Gaiduchik Orthodontics

Top Tips for Keeping Your Retainer Clean

Oct 01, 2023
Top Tips for Keeping Your Retainer Clean
Your braces are off, your retainer is in, and you finally have a maintenance-free smile — but wait. Your new retainer requires some TLC if you want to keep your new smile dazzling. Here’s a handy guide to help you keep both in top shape.

Congratulations! You’ve transitioned from braces or clear aligners to the retainer phase of your orthodontic treatment. Although the freedom from flossing between brackets is liberating, your orthodontic treatment isn’t quite over.

Left to their own devices, your teeth will quickly drift back to their crooked positions. The answer is to wear a retainer for at least six months after you remove your braces or end your clear aligner treatment. 

Retainers come in several types, including a Hawley retainer that looks like a partial denture, a fixed retainer that we attach to the back of your teeth, and a clear retainer resembling a clear aligner tray.

Dr. Andrey Gaiduchik and our Gaiduchik Orthodontics team in Carmichael, California, love to help our patients find the best way to achieve a healthy, dazzling smile. Because we know how important a retainer is to your overall orthodontic treatment, we’ve compiled this guide of our top tips for keeping your retainer clean so it can do its job as you transition into the final phase of your teeth-straightening treatment. 

Why cleaning your retainer is so important

Your retainer can collect bacteria, plaque, and tartar, so it can develop an unpleasant smell or taste if you don't clean it regularly. Retainers can harbor harmful bacteria like Streptococcus (the bacteria that cause strep throat), including S. sanguinis, S. mitisS. salivariusLactobacillus, and Veillonella. Although having some bacteria in your mouth is normal, too many can make you sick.

You might also end up with an infection from Candida albicans — AKA thrush — a harmful yeast usually found in your mouth that can build up on your retainer.

Streptococcus and Candida may not be a big concern if your immune system is strong. However, if you have a compromised immune system, be cautious. If you notice any redness, swelling, or other concerning symptoms in your mouth, inform your doctor right away.

Tips for cleaning your retainer

Keeping your retainer clean requires a couple of extra steps, but it shouldn’t be a hassle if you follow these pro tips.

1. Be gentle

Your retainer is strong but not invincible, so treat it gently. Brush it with a soft-bristled toothbrush or a clean cloth at the end of the day, but never use a stiff brush.

If you have a fixed retainer, brush it well each time you brush your teeth, but if you wear a removable retainer, skip the abrasive toothpaste and use a gentle cleanser instead.
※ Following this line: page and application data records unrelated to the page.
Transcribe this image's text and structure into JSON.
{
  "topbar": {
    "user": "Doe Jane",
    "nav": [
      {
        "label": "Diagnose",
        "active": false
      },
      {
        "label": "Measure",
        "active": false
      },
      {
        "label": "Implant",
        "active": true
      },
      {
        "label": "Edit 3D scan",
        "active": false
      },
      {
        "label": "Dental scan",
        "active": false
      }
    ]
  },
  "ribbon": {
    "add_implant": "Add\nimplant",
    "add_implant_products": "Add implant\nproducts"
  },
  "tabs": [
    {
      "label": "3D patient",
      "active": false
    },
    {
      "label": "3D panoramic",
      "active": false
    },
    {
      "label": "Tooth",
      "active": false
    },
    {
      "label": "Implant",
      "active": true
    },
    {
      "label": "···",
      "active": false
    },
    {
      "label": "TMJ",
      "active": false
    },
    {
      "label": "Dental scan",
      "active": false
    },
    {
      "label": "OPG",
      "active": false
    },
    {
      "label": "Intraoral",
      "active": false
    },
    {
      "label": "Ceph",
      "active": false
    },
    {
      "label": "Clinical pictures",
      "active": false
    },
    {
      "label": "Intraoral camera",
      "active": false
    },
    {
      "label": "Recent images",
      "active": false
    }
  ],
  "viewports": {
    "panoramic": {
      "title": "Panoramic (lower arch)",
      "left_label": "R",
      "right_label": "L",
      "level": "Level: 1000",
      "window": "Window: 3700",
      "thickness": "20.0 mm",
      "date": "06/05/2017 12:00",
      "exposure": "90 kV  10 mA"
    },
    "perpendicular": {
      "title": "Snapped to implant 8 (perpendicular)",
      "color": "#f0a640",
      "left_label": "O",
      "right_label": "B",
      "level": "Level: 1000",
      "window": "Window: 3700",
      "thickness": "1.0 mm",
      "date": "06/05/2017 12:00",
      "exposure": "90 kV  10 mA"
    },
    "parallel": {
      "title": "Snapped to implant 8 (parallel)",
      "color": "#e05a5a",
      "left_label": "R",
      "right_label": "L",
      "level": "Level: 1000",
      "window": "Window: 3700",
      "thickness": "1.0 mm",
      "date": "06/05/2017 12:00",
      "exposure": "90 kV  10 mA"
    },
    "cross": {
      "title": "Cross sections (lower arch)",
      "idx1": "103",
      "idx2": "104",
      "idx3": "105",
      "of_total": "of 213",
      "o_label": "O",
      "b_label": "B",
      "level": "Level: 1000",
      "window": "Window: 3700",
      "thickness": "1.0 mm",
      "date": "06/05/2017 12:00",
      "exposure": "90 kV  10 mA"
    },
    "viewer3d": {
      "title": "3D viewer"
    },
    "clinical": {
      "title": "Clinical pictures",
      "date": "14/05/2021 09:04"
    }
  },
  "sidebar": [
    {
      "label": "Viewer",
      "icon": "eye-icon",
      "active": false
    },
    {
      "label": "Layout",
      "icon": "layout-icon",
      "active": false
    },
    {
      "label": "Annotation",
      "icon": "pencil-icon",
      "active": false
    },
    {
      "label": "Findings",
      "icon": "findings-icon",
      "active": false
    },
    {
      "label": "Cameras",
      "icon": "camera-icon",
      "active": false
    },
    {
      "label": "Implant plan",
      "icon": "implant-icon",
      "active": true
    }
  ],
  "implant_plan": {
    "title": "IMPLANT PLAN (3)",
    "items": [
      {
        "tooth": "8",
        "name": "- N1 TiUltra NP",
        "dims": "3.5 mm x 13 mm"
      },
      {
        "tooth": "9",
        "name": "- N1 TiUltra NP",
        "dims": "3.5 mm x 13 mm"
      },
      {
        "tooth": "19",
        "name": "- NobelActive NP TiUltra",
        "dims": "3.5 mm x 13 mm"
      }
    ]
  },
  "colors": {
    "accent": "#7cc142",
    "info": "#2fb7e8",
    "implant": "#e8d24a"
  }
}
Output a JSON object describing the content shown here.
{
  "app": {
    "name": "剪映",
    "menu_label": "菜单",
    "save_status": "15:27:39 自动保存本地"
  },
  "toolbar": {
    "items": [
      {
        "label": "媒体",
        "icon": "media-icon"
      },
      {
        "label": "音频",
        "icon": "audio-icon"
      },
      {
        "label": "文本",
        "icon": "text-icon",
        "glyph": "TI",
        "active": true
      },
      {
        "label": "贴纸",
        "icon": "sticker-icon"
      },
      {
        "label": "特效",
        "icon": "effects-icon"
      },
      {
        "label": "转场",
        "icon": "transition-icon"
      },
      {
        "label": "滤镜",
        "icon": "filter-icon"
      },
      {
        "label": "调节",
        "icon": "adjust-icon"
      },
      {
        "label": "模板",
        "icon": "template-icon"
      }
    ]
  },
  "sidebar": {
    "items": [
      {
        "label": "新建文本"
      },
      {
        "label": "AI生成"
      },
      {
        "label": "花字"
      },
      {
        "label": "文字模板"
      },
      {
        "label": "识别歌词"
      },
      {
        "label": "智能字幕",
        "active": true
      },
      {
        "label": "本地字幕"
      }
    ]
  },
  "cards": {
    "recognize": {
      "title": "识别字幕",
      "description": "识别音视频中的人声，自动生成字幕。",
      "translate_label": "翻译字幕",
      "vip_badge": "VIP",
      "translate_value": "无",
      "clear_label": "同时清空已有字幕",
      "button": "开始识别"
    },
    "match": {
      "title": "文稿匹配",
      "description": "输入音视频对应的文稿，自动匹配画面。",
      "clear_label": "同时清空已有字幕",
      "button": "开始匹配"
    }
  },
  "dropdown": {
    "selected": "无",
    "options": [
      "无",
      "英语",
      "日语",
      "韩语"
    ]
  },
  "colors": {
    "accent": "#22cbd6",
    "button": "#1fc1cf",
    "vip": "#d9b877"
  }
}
Also, protect your retainer from heat. You may be tempted to disinfect your retainer by dropping it in boiling water, but don’t — heat will damage your retainer. The same goes for microwaves, dishwashers, and laundry machines. 

2. Choose the right cleanser

Your local drugstore has a shelf full of specialized cleansers marketed as retainer cleaners, and some may be gentle enough to use safely. Talk with Dr. Gaiduchik about which brands he recommends. 

In general, steer clear of harsh chemicals and read the labels on the products you use in your mouth. Parts of your retainer are porous and absorb the chemicals. If you use commercial cleaners like Polident® and Efferdent® that contain persulfate, don’t soak them for long and rinse them well before putting the retainer in your mouth. Side effects of persulfate exposure include:

  • Hives and rashes
  • Tissue damage
  • Decreased blood pressure
  • Tender gums
  • Breathing difficulty

The best cleaning solutions are natural and nontoxic, like:

  • Baking soda and water
  • White vinegar
  • Castile soap

It’s okay to use mouthwash while wearing a fixed retainer, but removable retainers made of plastic and acrylic can soak up the colors and chemicals in mouthwash. Also, avoid hydrogen peroxide, bleach, and rubbing alcohol.

3. Keep your retainer cool and wet

Retainers love the moist environment in your mouth, so mimic that when you store it. Plop your retainer into a glass of distilled water to prevent it from drying out and cracking. Dry retainers also invite tartar to develop. Add a dash of white vinegar or baking soda to up the cleaning quotient and keep bacteria at bay.

4. Low-tech is best

Tossing your retainer into the dishwasher may seem like a genius way to sanitize your oral appliance in your kitchen appliance, but the high heat and drying cycle can damage your retainer. 

Likewise, ultraviolet (UV) cleaners can sanitize your retainer, but the harsh UV light damages the materials over time. If you want to go high-tech, opt for ultrasonic cleaners that use high-frequency sound waves instead of UV light.

Your retainer should last years with proper care, but if you notice cracks, chips, or foul smells in your retainer, talk to Dr. Gaiduchik about replacing it. Request an appointment online or call Gaiduchik Orthodontics to learn more about retainers.